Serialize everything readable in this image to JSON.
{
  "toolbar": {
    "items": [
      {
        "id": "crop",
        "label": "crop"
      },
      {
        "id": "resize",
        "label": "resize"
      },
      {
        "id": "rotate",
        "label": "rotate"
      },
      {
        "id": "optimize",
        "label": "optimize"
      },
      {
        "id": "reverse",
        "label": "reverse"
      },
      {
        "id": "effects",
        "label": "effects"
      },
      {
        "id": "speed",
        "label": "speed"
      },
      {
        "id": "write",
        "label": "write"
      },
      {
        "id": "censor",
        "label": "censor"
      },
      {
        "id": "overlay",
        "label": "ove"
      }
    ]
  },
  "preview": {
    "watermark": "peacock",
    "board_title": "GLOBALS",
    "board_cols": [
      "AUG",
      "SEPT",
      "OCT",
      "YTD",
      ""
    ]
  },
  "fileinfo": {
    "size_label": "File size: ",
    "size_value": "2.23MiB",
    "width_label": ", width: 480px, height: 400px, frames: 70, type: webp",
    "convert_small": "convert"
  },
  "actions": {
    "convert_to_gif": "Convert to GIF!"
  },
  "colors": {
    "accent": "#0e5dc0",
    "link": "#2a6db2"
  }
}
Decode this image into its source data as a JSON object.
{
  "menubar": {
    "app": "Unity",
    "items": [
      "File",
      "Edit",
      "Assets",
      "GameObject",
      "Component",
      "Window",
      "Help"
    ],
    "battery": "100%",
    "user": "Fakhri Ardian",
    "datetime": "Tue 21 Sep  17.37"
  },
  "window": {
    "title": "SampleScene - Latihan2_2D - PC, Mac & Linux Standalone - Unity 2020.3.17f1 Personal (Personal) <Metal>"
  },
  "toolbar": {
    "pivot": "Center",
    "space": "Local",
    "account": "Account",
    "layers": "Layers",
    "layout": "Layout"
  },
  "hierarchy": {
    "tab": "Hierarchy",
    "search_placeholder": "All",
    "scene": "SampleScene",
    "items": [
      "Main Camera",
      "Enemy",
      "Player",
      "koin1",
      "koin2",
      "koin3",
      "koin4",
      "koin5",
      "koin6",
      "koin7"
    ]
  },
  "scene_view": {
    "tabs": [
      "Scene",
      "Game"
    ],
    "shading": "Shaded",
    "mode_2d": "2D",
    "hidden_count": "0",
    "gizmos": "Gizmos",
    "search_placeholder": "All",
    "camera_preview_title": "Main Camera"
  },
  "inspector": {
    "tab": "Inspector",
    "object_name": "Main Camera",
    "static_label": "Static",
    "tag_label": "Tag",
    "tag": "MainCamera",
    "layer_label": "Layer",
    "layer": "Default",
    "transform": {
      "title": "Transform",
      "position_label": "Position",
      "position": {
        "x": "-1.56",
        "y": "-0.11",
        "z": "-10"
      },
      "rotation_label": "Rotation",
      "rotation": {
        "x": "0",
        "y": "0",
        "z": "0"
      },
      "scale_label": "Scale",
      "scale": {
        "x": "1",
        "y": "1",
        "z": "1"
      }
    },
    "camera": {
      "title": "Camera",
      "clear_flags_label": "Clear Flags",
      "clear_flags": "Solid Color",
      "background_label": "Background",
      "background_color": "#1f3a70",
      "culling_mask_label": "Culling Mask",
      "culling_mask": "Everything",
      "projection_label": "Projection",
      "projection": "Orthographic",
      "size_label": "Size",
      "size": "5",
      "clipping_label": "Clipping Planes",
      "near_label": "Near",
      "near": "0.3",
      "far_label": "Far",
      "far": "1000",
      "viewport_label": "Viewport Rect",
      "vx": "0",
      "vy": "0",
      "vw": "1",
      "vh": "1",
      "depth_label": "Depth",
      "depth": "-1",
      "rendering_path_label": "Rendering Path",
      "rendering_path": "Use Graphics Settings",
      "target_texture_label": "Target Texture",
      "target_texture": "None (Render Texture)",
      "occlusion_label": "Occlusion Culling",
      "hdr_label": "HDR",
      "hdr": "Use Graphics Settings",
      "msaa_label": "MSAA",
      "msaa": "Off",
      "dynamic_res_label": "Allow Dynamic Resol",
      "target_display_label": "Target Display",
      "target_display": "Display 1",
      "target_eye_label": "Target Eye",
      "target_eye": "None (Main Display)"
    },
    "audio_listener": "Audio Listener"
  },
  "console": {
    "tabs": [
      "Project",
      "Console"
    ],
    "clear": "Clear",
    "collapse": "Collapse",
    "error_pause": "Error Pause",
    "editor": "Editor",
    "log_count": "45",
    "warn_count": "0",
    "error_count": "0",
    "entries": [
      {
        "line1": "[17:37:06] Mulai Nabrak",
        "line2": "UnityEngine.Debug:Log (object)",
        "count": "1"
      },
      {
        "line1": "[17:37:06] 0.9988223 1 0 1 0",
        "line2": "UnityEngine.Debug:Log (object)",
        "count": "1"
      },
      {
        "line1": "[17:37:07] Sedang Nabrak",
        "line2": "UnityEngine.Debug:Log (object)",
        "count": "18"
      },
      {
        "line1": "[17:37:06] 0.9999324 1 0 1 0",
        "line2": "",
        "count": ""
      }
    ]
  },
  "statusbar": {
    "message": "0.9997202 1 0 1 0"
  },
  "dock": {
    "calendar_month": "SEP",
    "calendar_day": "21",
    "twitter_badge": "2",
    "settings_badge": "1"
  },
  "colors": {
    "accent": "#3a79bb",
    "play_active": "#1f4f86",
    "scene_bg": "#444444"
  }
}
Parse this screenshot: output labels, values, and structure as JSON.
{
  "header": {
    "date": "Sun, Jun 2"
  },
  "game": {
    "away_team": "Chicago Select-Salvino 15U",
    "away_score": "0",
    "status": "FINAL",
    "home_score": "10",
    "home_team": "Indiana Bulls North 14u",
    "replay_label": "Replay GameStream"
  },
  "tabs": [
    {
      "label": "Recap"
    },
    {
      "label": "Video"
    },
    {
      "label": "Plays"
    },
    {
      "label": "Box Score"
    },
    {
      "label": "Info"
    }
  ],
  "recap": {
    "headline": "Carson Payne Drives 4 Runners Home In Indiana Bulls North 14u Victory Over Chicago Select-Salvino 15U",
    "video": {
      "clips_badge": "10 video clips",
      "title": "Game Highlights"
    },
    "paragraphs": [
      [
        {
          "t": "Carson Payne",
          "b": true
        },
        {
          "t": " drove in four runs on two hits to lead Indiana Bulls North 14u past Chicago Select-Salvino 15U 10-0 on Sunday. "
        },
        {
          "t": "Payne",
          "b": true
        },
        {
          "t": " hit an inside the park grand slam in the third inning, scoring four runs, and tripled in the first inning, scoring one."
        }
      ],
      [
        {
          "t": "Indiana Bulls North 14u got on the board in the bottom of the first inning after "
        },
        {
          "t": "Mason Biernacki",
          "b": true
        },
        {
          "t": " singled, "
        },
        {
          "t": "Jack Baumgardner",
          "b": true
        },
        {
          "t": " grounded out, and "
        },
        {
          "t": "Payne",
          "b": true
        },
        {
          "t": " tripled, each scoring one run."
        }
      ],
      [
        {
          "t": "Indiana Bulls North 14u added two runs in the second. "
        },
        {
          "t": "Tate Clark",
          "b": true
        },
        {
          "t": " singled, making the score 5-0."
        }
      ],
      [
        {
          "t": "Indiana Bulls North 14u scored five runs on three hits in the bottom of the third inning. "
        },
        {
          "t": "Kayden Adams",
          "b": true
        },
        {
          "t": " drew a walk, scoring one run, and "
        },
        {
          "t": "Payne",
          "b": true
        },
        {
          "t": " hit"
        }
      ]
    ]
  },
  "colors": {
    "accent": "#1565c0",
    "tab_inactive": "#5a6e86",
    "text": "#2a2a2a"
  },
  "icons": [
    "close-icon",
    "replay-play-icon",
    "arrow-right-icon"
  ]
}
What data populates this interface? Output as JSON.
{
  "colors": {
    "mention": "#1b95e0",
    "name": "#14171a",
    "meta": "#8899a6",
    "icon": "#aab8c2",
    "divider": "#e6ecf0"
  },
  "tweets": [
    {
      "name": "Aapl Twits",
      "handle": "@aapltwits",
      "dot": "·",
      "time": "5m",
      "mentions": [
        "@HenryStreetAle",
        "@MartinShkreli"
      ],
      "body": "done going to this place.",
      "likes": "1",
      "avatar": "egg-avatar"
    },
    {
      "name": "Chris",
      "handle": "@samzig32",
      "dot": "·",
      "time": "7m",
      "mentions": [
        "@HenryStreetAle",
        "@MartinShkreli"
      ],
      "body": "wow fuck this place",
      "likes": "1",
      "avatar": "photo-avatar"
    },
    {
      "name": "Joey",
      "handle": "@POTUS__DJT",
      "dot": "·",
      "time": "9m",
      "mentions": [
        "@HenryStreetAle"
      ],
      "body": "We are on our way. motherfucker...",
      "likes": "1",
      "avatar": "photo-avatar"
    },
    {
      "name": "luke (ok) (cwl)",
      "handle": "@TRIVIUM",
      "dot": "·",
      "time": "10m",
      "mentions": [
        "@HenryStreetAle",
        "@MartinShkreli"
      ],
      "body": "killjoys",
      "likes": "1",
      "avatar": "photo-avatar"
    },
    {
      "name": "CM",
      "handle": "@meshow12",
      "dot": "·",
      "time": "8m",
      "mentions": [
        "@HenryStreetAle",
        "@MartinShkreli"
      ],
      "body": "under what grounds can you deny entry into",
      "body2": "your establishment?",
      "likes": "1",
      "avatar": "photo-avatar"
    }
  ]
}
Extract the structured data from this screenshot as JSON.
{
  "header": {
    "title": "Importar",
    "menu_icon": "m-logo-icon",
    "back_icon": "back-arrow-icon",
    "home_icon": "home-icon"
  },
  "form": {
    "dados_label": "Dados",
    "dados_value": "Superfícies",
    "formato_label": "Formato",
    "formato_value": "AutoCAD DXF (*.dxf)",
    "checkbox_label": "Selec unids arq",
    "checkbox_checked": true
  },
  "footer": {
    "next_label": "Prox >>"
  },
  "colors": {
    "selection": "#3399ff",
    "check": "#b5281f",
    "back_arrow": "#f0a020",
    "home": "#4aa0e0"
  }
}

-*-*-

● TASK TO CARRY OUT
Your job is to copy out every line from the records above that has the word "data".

● ANSWER SPACE
Decode this image into its source data as a JSON object.
What data populates this interface? Output as JSON.
Extract the structured data from this screenshot as JSON.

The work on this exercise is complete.